The design concept was to employ architectural signs to communicate the Los Angeles community’s commitment to art. The point of departure for the urban arrangement of the buildings was the central and visually exposed location of the site, at the intersection of Grand Avenue and the 101 Freeway — one of the most heavily traveled roads crossing downtown Los Angeles. The orthogonal layout of the four classroom buildings gains additional spatial tension through the placement of the library building, the lobby and the theater tower – each acting like pieces on a chessboard. These three structures supplement the programs of the school by adding a pubic dimension to it, thus transforming the dynamics of the campus and creating new relationships to the city, both programmatically and physically.

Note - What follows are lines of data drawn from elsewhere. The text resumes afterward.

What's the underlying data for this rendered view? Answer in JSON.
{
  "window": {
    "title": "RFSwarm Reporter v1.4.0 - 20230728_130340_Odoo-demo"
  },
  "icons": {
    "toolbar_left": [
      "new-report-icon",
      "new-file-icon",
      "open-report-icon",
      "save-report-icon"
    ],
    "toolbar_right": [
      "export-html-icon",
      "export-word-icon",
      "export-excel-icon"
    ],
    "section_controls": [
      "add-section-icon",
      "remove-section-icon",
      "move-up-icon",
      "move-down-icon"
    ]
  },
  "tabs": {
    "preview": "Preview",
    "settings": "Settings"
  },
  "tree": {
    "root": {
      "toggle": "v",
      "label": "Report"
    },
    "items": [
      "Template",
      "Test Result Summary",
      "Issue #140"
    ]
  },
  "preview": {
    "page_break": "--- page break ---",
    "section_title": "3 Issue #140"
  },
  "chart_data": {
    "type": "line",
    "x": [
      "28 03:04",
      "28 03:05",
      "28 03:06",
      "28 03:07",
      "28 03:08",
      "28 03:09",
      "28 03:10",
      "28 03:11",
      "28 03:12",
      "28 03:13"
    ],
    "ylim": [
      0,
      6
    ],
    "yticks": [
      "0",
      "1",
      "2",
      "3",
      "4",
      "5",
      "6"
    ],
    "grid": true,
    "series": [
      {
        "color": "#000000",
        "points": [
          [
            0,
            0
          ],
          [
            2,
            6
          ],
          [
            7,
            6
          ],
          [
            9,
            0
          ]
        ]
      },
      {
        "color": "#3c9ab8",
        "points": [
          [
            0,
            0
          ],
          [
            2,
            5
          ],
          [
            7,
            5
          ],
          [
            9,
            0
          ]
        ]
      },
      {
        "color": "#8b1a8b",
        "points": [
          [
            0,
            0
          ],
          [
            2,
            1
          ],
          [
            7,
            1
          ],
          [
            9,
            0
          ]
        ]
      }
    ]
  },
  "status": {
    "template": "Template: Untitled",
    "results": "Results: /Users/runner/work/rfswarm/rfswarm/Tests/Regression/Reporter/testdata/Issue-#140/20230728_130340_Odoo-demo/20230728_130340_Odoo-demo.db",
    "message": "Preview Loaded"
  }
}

The urban design strategy is based on the game of chess: a metaphor for a city in which buildings act as “agents” charged with “moves”, and have the potential to transform the urban landscape.
The four classroom buildings mark the orthogonal spatial boundaries of the schoolyards. Each of the functional bar-shaped constructions houses an academy with classrooms, studios, workshops and administrative spaces. They all follow a double-loaded organization along a central corridor that also functions as a gallery. The generous stairways offer vantage points for lingering and orientation.
The library is placed centrally, in the middle of the schoolyard, as a symbol for learning and knowledge. The structure in the shape of a tilted truncated cone is illuminated by natural light entering through a round skylight, which provides the interior with an atmosphere of contemplation and concentration. Through its angled and diagonal orientation relative to the classroom buildings, this circular building influences the visual relationships and the flow of movement through the campus.
In addition to its emblematic entrance through the public lobby, which also provides direct access to the theater, the school’s main entrance is located at the intersection of Grand Avenue and Cesar Chavez Avenue, facing the city. From there, a 24-meter-wide outdoor flight of stairs, framed by two of the bar-shaped buildings, leads to the school’s central courtyard, with the conical library in the middle, and the theater and tower in the background — symbolically setting the stage to one of the most important phases in the students’ lives and education.
The theater complex for the performing arts consists of a foyer, a main auditorium with orchestra pit, a stage and fly tower, a backstage, the Black Box Theater, a scenery workshop and an amphitheater with a staging area. In addition to its use for educational purposes, the theater — which is suitable both for drama (spoken word) and performances with electronically amplified music or orchestral concerts – is open to the public and can also be rented by other institutions, thus providing the school with additional income.
A tower with a spiral ramp in the shape of the number nine rises above the theater’s fly tower and serves as a widely visible symbol for art in the city.
By virtue of its central location, the school becomes part of an ensemble of cultural institutions along the Grand Avenue cultural corridor, and takes its place among the cultural institutions of the area, namely the Walt Disney Concert Hall, the Music Center, the Colburn School, the Museum of Contemporary Art (MOCA), and the Cathedral of Our Lady of the Angels.